Impeachment process shows Nigerian democracy "is alive... being tested." Nigeria's president retired Gen. Olusegun Obasanjo has said that the impeachment process shows that "democracy is alive, is being tested, and being tried.... What they (the legislators) have tried to do in the democratic way, which is not easy, would probably have been done by taking arms or by -- with bullets. So, but with democracy, of course, some people feel that this is the way this should be, and then I have an opportunity to defend myself. There is discussion. There is dialogue. There is a decision. There is fairness." He made these comments when he appeared on Tuesday September 17, 2002 on CNN International to discuss the issues of impeachment facing him, the allegations of corruption, abuse of the constitution and deployment of soldiers ina civilian environment which led to the "massacre of civilians" in Odi (Bayelsa) and Zaki Biam (Benue). On the charges by international human rights organizations and Nigerian media that his government has been involved in actions which have led to the deaths of thousands of Nigerians, the retired General gave a surprising answer. He was asked that "as many as 10,000 people, it's being reported, have been killed in Nigeria (in) communal rivalries, and the number is believed to be increasing. And people are saying that although President Obasanjo has done a lot of good for Nigeria, you're accused of not -- accused of failing to halt that spiraling violence."

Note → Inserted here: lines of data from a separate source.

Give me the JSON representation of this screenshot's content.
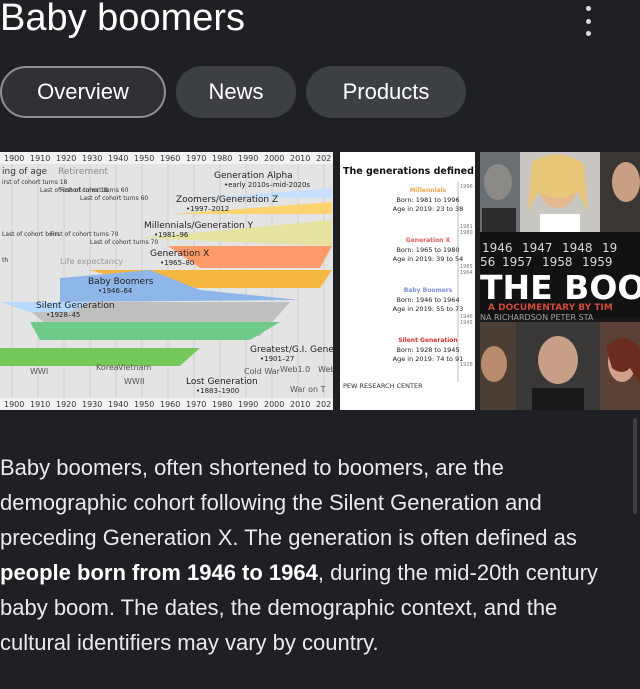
{
  "header": {
    "title": "Baby boomers",
    "more_icon": "vertical-ellipsis-icon"
  },
  "chips": [
    {
      "label": "Overview",
      "selected": true
    },
    {
      "label": "News",
      "selected": false
    },
    {
      "label": "Products",
      "selected": false
    }
  ],
  "images": {
    "timeline": {
      "years": [
        "1900",
        "1910",
        "1920",
        "1930",
        "1940",
        "1950",
        "1960",
        "1970",
        "1980",
        "1990",
        "2000",
        "2010",
        "202"
      ],
      "top_labels": [
        "ing of age",
        "Retirement"
      ],
      "mid_labels": [
        "irst of cohort turns 18",
        "Last of cohort turns 18",
        "First of cohort turns 60",
        "Last of cohort turns 60"
      ],
      "side_labels": [
        "Last of cohort born",
        "First of cohort turns 70",
        "Last of cohort turns 70",
        "Life expectancy",
        "th"
      ],
      "generations": [
        {
          "name": "Generation Alpha",
          "years": "early 2010s–mid-2020s"
        },
        {
          "name": "Zoomers/Generation Z",
          "years": "1997–2012"
        },
        {
          "name": "Millennials/Generation Y",
          "years": "1981–96"
        },
        {
          "name": "Generation X",
          "years": "1965–80"
        },
        {
          "name": "Baby Boomers",
          "years": "1946–64"
        },
        {
          "name": "Silent Generation",
          "years": "1928–45"
        },
        {
          "name": "Greatest/G.I. Gene",
          "years": "1901–27"
        },
        {
          "name": "Lost Generation",
          "years": "1883–1900"
        }
      ],
      "events": [
        "WWI",
        "WWII",
        "Korea",
        "Vietnam",
        "Cold War",
        "Web1.0",
        "Web2",
        "War on T"
      ]
    },
    "pew": {
      "title": "The generations defined",
      "blocks": [
        {
          "name": "Millennials",
          "born": "Born: 1981 to 1996",
          "age": "Age in 2019: 23 to 38",
          "color": "#f4a64b"
        },
        {
          "name": "Generation X",
          "born": "Born: 1965 to 1980",
          "age": "Age in 2019: 39 to 54",
          "color": "#e05c5c"
        },
        {
          "name": "Baby Boomers",
          "born": "Born: 1946 to 1964",
          "age": "Age in 2019: 55 to 73",
          "color": "#7b8fd6"
        },
        {
          "name": "Silent Generation",
          "born": "Born: 1928 to 1945",
          "age": "Age in 2019: 74 to 91",
          "color": "#d6302b"
        }
      ],
      "axis_years": [
        "1996",
        "1981",
        "1980",
        "1965",
        "1964",
        "1946",
        "1945",
        "1928"
      ],
      "source": "PEW RESEARCH CENTER"
    },
    "poster": {
      "years_row1": [
        "1946",
        "1947",
        "1948",
        "19"
      ],
      "years_row2": [
        "56",
        "1957",
        "1958",
        "1959"
      ],
      "headline": "THE BOO",
      "subtitle": "A DOCUMENTARY BY TIM",
      "credit": "NA RICHARDSON PETER STA"
    }
  },
  "description": {
    "before": "Baby boomers, often shortened to boomers, are the demographic cohort following the Silent Generation and preceding Generation X. The generation is often defined as ",
    "bold": "people born from 1946 to 1964",
    "after": ", during the mid-20th century baby boom. The dates, the demographic context, and the cultural identifiers may vary by country."
  }
}
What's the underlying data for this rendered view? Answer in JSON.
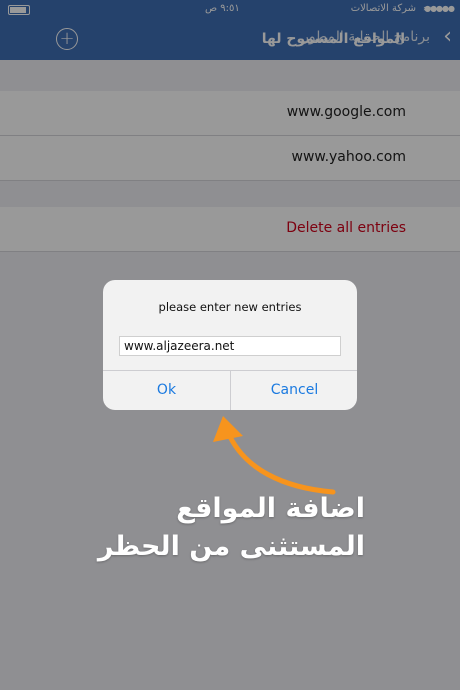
{
  "status_bar": {
    "carrier": "شركة الاتصالات",
    "time": "٩:٥١ ص"
  },
  "nav": {
    "back_label": "برنامج الحماية المطور",
    "title": "المواقع المسموح لها",
    "add_icon": "plus-circle-icon",
    "background_color": "#3f6fb5"
  },
  "list": {
    "sites": [
      "www.google.com",
      "www.yahoo.com"
    ],
    "delete_label": "Delete all entries",
    "delete_color": "#d0021b"
  },
  "alert": {
    "message": "please enter new entries",
    "input_value": "www.aljazeera.net",
    "ok_label": "Ok",
    "cancel_label": "Cancel",
    "button_color": "#1b7ae0"
  },
  "annotation": {
    "line1": "اضافة المواقع",
    "line2": "المستثنى من الحظر",
    "arrow_color": "#f7941d"
  }
}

Obasanjo: Let me say this to you, when you put the question of 10,000 -- 10,000 people dying in Nigeria, of course, for a population of over 120 million people...." But USAfricaonline.com Founder and recipient of the Journalism Excellence award (1997), Chido Nwangwu, who appeared on the same program as as a CNN International analyst (Africa) pointed out that "when (President Obasanjo) answered that in a country of 100 million that 10,000 people are said to have died, as if that was a small number, that in itself reflects a disconnect with the concerns of Nigerians. The second one is that when the risk is civil disagreement, the police are required to intervene in the country. And the deployment of the armed forces of Nigeria requires at least some consultation, however modest, with the parliament." Nwangwu, former member of the editorial board of Nigeria's Daily Times continued that "the third factor that is equally important to underscore is that the armed forces of Nigeria moved in for a punitive action rather than just containing a civil disagreement." He noted in USAfricaonline.com backgrounder "it was revealing and interesting interesting discussing Nigeria's issues with its leader - under the current circumstances of an increasingly out-of-schedule elections and the gathering storm of an impeachment process by a majority of the members of the National Assembly, predominantly by Obasanjo's party members." See rush transcript of the CNN International news program.
Why Colin Powell brings gravitas, credibility and star power to Bush presidency.
Steve Jobs and Apple represent the future of digital living. By Chido Nwangwu
The coup in Cote d'Ivoire and its implications for democracy in Africa. By Chido Nwangwu
(Related commentary) Coup in Cote d'Ivoire has been in the waiting. By Tom Kamara